Mason has been seen on Broadway in Wonderland, Hairspray, Mamma Mia!, Sunset Boulevard, Jerome Robbins’ Broadway and Play Me a Country Song. Jacoby received a Tony nomination for Show Boat. He also starred in the original Broadway productions of Ragtime and Elf. His other Broadway credits include The Phantom of the Opera, Grand Hotel and Sweet Charity. In addition to Mason and Jacoby, the cast of Snapshots will feature Broadway alums Elizabeth Stanley (Company) as Susan and Matthew Scott (Jersey Boys) as Daniel, as well as Ephie Aardema as Susie and Dan DeLuca as Danny.
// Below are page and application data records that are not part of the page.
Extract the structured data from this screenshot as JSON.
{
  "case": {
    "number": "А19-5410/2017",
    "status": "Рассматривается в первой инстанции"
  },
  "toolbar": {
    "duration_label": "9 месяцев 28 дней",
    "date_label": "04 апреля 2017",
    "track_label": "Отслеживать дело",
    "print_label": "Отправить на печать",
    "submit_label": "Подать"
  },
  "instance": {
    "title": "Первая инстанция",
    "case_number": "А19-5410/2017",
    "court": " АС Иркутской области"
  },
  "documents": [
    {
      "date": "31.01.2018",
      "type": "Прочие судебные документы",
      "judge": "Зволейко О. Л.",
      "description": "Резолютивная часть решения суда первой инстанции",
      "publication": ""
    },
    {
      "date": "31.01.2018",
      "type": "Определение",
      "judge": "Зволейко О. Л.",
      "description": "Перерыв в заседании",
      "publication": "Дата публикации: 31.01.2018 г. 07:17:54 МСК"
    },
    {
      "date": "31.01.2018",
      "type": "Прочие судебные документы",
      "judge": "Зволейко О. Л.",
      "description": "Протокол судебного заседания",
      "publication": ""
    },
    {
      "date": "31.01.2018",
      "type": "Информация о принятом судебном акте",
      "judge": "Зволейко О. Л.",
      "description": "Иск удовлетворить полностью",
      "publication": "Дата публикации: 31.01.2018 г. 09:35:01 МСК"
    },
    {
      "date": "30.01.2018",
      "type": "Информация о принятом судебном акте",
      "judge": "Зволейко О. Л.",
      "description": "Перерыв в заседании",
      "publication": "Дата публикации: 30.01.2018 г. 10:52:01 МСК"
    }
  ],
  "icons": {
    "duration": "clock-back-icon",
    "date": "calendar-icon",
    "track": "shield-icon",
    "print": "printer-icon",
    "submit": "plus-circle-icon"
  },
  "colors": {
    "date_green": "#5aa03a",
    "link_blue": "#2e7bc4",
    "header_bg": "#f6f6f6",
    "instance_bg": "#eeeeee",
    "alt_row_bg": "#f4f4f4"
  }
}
Conceived by Michael Scheman and book writer David Stern (The Scottsboro Boys), Snapshots blends some of the best-loved music from Schwartz’s Broadway shows, including Wicked, Pippin and Godspell, along with some of his lesser-known tunes. The musical follows Sue (Mason) and Dan (Jacoby), a couple who, after 20 years of marriage, have drifted apart. Together they discover a box of photographs which leads them to relive the memories of their past selves captured in the snapshots. Karen Mason and Tony nominee Mark Jacoby will lead the cast of the Goodspeed Musicals production of Snapshots: A Musical Scrapbook, a new work that borrows from the catalogue of composer Stephen Schwartz. Directed by Daniel Goldstein (who helmed the recent Broadway revival of Schwartz’s Godspell), performances of the romantic comedy will begin October 24 at the Norma Terris Theatre in Chester, CT. View Comments